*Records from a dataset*
──────────────────────────────
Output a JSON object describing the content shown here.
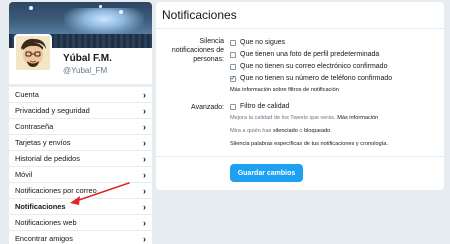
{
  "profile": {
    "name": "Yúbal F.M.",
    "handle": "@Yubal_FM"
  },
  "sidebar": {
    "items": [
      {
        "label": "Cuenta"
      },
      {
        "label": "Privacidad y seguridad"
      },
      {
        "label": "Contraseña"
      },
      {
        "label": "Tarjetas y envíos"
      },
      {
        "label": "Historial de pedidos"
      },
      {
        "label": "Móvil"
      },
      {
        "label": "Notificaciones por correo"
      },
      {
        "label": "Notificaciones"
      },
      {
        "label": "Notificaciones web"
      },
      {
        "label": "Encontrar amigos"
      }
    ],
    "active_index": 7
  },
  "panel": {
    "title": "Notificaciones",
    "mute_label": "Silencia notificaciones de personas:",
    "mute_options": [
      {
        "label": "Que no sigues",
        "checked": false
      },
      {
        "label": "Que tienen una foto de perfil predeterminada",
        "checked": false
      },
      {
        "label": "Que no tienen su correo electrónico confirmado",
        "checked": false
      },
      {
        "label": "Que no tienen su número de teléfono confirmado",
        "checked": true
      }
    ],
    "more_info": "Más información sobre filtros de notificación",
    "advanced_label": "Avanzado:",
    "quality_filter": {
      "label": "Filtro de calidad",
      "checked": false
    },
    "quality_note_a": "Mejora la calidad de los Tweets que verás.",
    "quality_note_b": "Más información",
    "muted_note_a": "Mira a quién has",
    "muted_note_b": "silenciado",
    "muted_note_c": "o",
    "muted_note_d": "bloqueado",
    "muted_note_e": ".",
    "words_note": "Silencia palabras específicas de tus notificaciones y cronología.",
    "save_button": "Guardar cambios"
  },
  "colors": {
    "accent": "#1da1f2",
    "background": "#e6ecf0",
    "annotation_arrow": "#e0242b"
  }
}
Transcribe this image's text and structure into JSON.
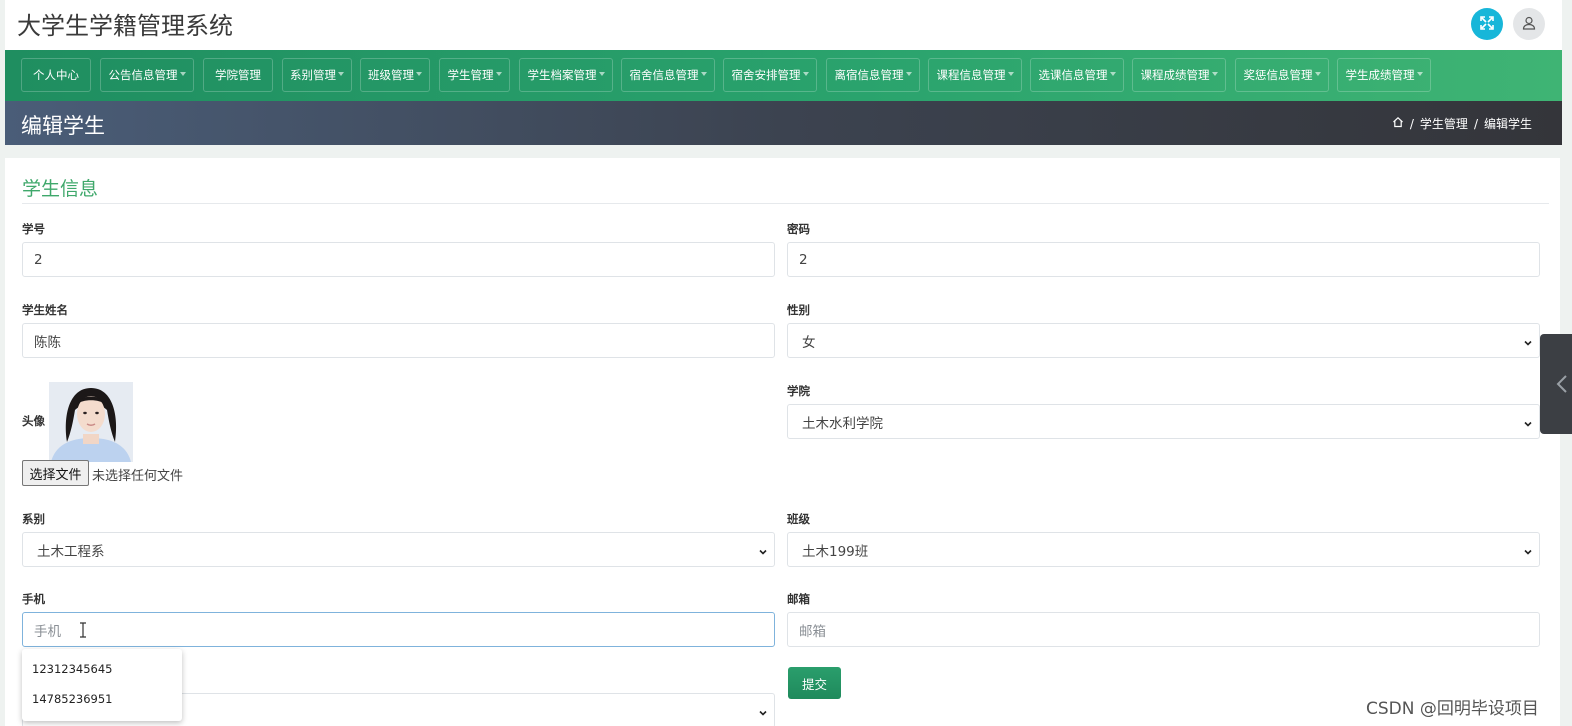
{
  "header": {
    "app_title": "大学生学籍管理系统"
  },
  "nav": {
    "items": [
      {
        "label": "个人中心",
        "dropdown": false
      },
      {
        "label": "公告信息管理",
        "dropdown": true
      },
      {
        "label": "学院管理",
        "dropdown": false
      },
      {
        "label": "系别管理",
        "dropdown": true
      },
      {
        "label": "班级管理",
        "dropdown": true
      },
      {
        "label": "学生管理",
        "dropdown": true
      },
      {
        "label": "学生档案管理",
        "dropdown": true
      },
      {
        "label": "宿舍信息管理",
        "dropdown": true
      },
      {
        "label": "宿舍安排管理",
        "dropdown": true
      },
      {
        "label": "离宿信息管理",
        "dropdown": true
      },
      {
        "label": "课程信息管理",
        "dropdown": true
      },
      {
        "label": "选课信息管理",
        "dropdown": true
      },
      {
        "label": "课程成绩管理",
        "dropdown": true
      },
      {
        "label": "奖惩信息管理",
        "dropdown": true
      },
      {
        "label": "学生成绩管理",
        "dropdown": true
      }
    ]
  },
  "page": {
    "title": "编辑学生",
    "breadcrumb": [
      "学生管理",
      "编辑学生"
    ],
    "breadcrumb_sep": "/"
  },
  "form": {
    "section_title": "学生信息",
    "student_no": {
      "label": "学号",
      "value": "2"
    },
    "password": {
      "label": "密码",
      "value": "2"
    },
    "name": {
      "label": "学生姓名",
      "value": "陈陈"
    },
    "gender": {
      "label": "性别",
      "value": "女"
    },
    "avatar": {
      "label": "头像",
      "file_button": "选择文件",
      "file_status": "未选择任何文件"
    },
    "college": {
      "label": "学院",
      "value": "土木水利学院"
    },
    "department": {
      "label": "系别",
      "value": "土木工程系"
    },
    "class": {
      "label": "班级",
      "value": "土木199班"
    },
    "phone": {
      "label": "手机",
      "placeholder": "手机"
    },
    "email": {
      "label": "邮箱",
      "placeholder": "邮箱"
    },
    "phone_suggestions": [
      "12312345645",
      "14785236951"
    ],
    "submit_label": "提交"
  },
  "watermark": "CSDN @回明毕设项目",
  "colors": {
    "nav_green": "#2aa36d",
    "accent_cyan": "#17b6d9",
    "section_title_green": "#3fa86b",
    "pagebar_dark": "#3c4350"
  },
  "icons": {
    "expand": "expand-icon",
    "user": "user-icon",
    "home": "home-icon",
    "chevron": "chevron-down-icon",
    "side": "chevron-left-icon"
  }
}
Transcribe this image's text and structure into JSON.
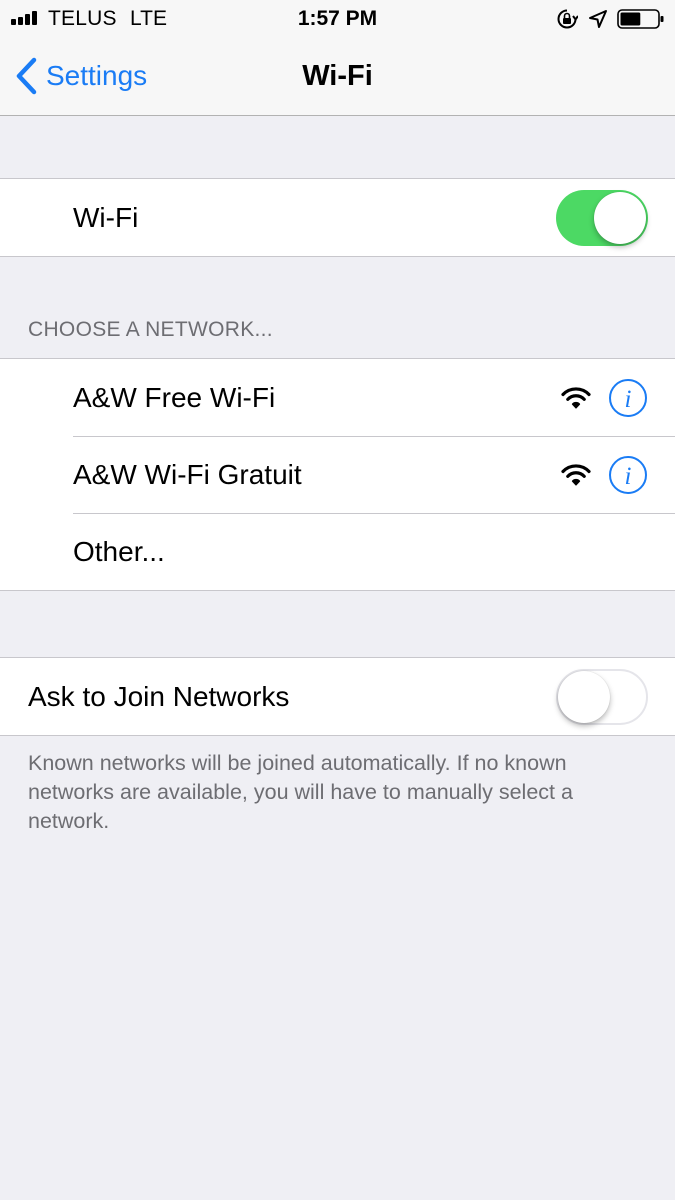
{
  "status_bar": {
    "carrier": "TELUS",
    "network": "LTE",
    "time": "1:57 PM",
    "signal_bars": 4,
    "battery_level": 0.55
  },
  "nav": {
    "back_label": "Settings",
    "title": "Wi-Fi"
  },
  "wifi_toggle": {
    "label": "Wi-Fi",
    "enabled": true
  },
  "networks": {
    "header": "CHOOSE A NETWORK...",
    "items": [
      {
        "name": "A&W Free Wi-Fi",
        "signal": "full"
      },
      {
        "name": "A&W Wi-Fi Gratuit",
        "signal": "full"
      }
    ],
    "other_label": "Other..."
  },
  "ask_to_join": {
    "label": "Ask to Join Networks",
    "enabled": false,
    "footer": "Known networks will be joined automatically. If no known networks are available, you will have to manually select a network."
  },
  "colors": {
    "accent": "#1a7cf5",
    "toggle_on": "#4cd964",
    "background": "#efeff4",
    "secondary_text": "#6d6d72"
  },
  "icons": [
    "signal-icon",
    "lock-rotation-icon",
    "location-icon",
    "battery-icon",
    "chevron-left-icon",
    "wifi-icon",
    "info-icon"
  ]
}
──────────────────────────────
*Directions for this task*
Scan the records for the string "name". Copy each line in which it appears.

*Written solution*
    "name": "Yúbal F.M.",
    "name": {
        "name": "A&W Free Wi-Fi",
        "name": "A&W Wi-Fi Gratuit",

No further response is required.